The critical chain includes the longest path to project completion, but is it also the most important path? On the contrary! The project’s problems hide behind our underestimation of the complexity and duration of the tasks! These places are farthest from the critical chain.
Gantt charts thrive on dependencies that create an entangled forest of links that are supposed to maintain the calculations for the critical chain, which as it turns out, is not that critical at all. We are therefore forced to look for the coin under a streetlight, while it’s somewhere else altogether.
4. How do porcupines mate? Carefully…
Projects today are a complex structure of many partners, clients and suppliers. Even if lady luck lets you construct a Gantt chart you are content with, how will you link your beautiful project plan to another plan formulated by another party? Here, even porcupine precaution won’t help… It’s simply impossible.
The shared and already complex plan becomes inoperable. Trying to link two Gantt charts built differently is a real challenge. And for what? When there are several partners in a project, even if a mutual Gantt is created, it is illegible and will become obsolete even before it’s presented.
Now imagine your supplier works with a sub-supplier or two…
5. Fixated thinking
Gantt charts encourage concentrating on the shortest path to project completion, while assuming that all the other factors are static. This turns the project into an enigma with a lot of constant data and one critical chain which needs finding.
Naturally, as intelligent human beings, you would try to solve the puzzle. The more complex it is, the greater the intellectual challenge becomes! It’s highly unlikely that in this “state” you’ll be able to see that the basic assumptions of the “puzzle” are simply wrong.

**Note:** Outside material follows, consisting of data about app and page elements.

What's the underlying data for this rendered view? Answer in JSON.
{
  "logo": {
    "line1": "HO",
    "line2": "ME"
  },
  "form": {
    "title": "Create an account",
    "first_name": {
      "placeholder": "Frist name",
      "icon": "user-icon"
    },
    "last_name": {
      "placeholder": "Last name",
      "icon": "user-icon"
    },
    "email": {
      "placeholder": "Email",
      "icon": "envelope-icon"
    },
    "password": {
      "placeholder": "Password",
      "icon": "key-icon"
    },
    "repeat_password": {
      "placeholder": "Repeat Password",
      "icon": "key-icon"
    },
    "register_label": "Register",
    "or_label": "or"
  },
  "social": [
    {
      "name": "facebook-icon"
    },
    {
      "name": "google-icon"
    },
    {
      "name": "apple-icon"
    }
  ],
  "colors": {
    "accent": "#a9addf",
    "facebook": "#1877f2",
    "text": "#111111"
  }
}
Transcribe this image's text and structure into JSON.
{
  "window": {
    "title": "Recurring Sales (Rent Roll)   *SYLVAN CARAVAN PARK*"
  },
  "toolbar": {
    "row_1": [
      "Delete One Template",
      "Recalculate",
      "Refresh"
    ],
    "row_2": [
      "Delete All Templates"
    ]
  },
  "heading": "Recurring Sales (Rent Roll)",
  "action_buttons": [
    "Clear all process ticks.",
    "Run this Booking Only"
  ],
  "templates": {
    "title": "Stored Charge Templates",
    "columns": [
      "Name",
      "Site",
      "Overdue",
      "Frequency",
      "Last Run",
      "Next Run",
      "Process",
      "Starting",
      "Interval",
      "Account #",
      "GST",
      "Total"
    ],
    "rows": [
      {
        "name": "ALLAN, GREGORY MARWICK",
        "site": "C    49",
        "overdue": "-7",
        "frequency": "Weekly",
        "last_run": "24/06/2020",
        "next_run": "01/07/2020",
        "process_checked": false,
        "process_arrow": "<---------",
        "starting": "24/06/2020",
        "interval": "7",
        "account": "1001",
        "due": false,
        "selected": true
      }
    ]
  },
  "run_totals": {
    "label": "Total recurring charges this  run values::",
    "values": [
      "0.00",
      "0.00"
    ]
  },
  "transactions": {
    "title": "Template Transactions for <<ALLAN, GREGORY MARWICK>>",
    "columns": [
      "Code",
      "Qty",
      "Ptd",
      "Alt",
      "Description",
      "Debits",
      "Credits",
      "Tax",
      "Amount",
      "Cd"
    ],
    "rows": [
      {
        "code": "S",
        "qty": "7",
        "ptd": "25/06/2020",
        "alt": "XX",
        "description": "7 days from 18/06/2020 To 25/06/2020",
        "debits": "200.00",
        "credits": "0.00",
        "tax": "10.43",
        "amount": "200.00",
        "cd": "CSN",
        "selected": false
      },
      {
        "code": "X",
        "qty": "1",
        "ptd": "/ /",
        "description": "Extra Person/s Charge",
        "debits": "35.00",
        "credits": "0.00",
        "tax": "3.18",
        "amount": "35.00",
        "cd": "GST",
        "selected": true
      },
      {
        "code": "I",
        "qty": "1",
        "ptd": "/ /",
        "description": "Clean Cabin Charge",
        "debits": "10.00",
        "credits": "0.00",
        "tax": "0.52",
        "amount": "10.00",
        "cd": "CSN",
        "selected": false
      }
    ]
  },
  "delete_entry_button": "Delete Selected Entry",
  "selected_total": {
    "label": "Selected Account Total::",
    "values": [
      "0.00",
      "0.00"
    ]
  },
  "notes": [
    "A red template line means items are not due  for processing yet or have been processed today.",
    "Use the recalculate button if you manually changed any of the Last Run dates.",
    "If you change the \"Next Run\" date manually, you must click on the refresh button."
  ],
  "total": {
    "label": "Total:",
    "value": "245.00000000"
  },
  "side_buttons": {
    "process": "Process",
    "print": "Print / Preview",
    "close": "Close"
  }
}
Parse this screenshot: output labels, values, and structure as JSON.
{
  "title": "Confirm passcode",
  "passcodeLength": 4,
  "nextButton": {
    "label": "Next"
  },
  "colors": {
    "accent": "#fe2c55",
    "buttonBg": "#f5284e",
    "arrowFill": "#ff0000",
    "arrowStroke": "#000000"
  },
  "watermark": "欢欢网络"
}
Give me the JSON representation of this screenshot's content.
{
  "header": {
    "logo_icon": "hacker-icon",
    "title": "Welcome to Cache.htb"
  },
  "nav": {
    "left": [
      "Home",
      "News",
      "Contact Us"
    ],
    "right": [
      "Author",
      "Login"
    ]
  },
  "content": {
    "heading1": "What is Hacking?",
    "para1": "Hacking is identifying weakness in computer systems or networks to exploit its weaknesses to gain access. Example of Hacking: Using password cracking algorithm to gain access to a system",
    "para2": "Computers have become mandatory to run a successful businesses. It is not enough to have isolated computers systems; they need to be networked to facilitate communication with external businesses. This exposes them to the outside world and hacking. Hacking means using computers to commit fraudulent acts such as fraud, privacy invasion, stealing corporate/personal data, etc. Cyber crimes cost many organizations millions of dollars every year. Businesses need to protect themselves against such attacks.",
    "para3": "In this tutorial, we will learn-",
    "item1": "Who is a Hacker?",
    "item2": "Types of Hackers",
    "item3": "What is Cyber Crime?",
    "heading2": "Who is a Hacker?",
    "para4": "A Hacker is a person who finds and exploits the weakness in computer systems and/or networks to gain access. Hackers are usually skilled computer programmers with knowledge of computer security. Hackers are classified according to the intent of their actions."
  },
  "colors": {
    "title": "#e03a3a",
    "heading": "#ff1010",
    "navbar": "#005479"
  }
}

The famous puzzle about the traveling salesman is aimed precisely at this failure. In this classic tale, you are given a number of points the sales agent must visit. You are given several options for passing through these locations, and information about passage time between the points (the “distance”). You are asked to find the shortest route. To intensify the effect of the puzzle, you are told that there is one path which is shorter than the others, a fact that encourages you to verify that you have found it – and not a longer path.
The basic assumptions in this exercise are:
- The agent must pass through all the points
- Travel time cannot be shortened
- Locations cannot be moved
- No point can be skipped
- And so forth
Once you delve into the exercise, you will probably not suggest to fly the agent by helicopter, nor will you question why he even has to stop at all the points. You will probably not ask if you can enroll two agents, or give the task to a sub-supplier who has ten agents. While we’re exploring the options…what does the agent do at every stop anyway? Can’t any of it be done online? Why don’t they come to us? And so on and so forth.
This fixated thinking forms naturally upon first project analysis. You likely don’t feel it happening, but every time you use Gantt charts, your thinking becomes boxed and fixated.
Now you see why I hate Gantt charts! It doesn’t help me manage my projects. I invest more in preparing Gantt charts than the value they create in actual project management. To top it all off, when I present it I look like an outdated obsolete geek from the 80s.